We pop in at the Naked Blueberry, a new shop that sells organic blueberries from a farm that’s been in the owner’s family since 1868. At Window Panes Home and Garden, which caters to home cooks and gardeners (and sells all manner of kitchen gadgets, tools, home goods, and accessories), I pick up some beeswax food-saving wrap. Then we walk over for dinner at Blaze, where the wood-fired brick oven churns out pizzas in addition to entree offerings, such as wood-grilled lobster and steak. Upon returning to the hotel, we grab chocolate- chip cookies from the pantry and enjoy a bottle of chilled white wine.
Around the corner from the hotel, we stop in at Coffee Hound Coffee Bar for our caffeine fix.

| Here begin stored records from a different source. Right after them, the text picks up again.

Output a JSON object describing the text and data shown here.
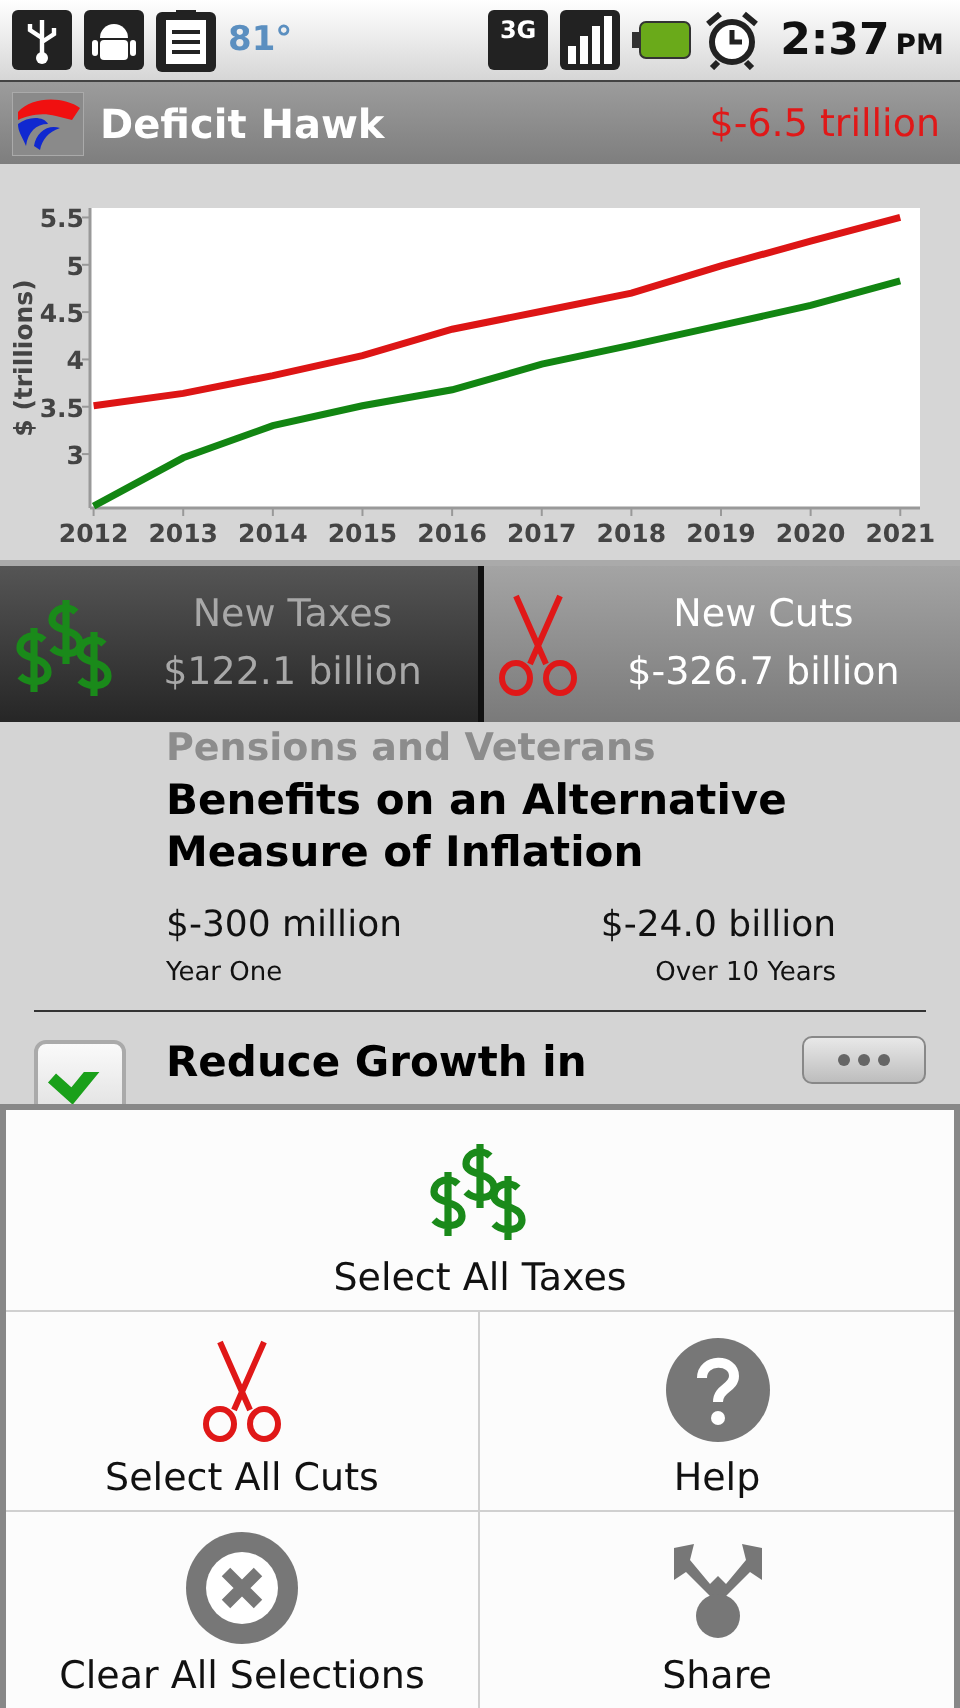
{
  "status_bar": {
    "temperature": "81°",
    "network": "3G",
    "time": "2:37",
    "meridiem": "PM"
  },
  "app_bar": {
    "title": "Deficit Hawk",
    "balance": "$-6.5 trillion"
  },
  "chart": {
    "chart_data": {
      "type": "line",
      "ylabel": "$ (trillions)",
      "x": [
        2012,
        2013,
        2014,
        2015,
        2016,
        2017,
        2018,
        2019,
        2020,
        2021
      ],
      "xlim": [
        2011.96,
        2021.22
      ],
      "xticks": [
        2012,
        2013,
        2014,
        2015,
        2016,
        2017,
        2018,
        2019,
        2020,
        2021
      ],
      "yticks": [
        3,
        3.5,
        4,
        4.5,
        5,
        5.5
      ],
      "ylim": [
        2.43,
        5.6
      ],
      "series": [
        {
          "color": "#dd1515",
          "values": [
            3.51,
            3.64,
            3.83,
            4.04,
            4.32,
            4.51,
            4.7,
            4.99,
            5.25,
            5.5
          ]
        },
        {
          "color": "#128512",
          "values": [
            2.45,
            2.96,
            3.3,
            3.51,
            3.68,
            3.95,
            4.15,
            4.36,
            4.57,
            4.83
          ]
        }
      ]
    }
  },
  "tabs": [
    {
      "kind": "taxes",
      "label": "New Taxes",
      "amount": "$122.1 billion",
      "selected": false
    },
    {
      "kind": "cuts",
      "label": "New Cuts",
      "amount": "$-326.7 billion",
      "selected": true
    }
  ],
  "items": [
    {
      "title_above": "Pensions and Veterans",
      "title": "Benefits on an Alternative Measure of Inflation",
      "year_one": "$-300 million",
      "year_one_label": "Year One",
      "ten_year": "$-24.0 billion",
      "ten_year_label": "Over 10 Years"
    },
    {
      "title": "Reduce Growth in",
      "checked": true
    }
  ],
  "menu": [
    {
      "kind": "taxes",
      "label": "Select All Taxes"
    },
    {
      "kind": "cuts",
      "label": "Select All Cuts"
    },
    {
      "kind": "help",
      "label": "Help"
    },
    {
      "kind": "clear",
      "label": "Clear All Selections"
    },
    {
      "kind": "share",
      "label": "Share"
    }
  ]
}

The galley-like space features azure walls and reclaimed barn wood from Barn Boards and More in Gardiner, as well as an array of Maine-themed espresso drinks with names such as the Acadia Turtle mocha, Lumberjack mocha, and Maple Leaf latte. We head over to Thrive Juice Bar and Kitchen, where we both get the Local Breakfast Bowl, which comes with wild Maine blueberries, strawberries, banana, hemp seeds, and a honey drizzle over granola with coconut yogurt—a delicious, healthy start to the day. Before we hit the road, I stop in to get an early look at the Atlantic Brewing Company’s Cottage Street pilot brewery, which opens this summer in a new building designed by Blue Hill’s Elliott and Elliott Architecture. The space will host a restaurant with both seating and takeout options, a rooftop garden, a bar for beer tasting, and a cutout window to watch the brewing operations. Jealous of the throngs of summer visitors who will get to unwind with a pint after a day spent exploring Acadia, we decide that we will just have to come back to see—and sample—for ourselves.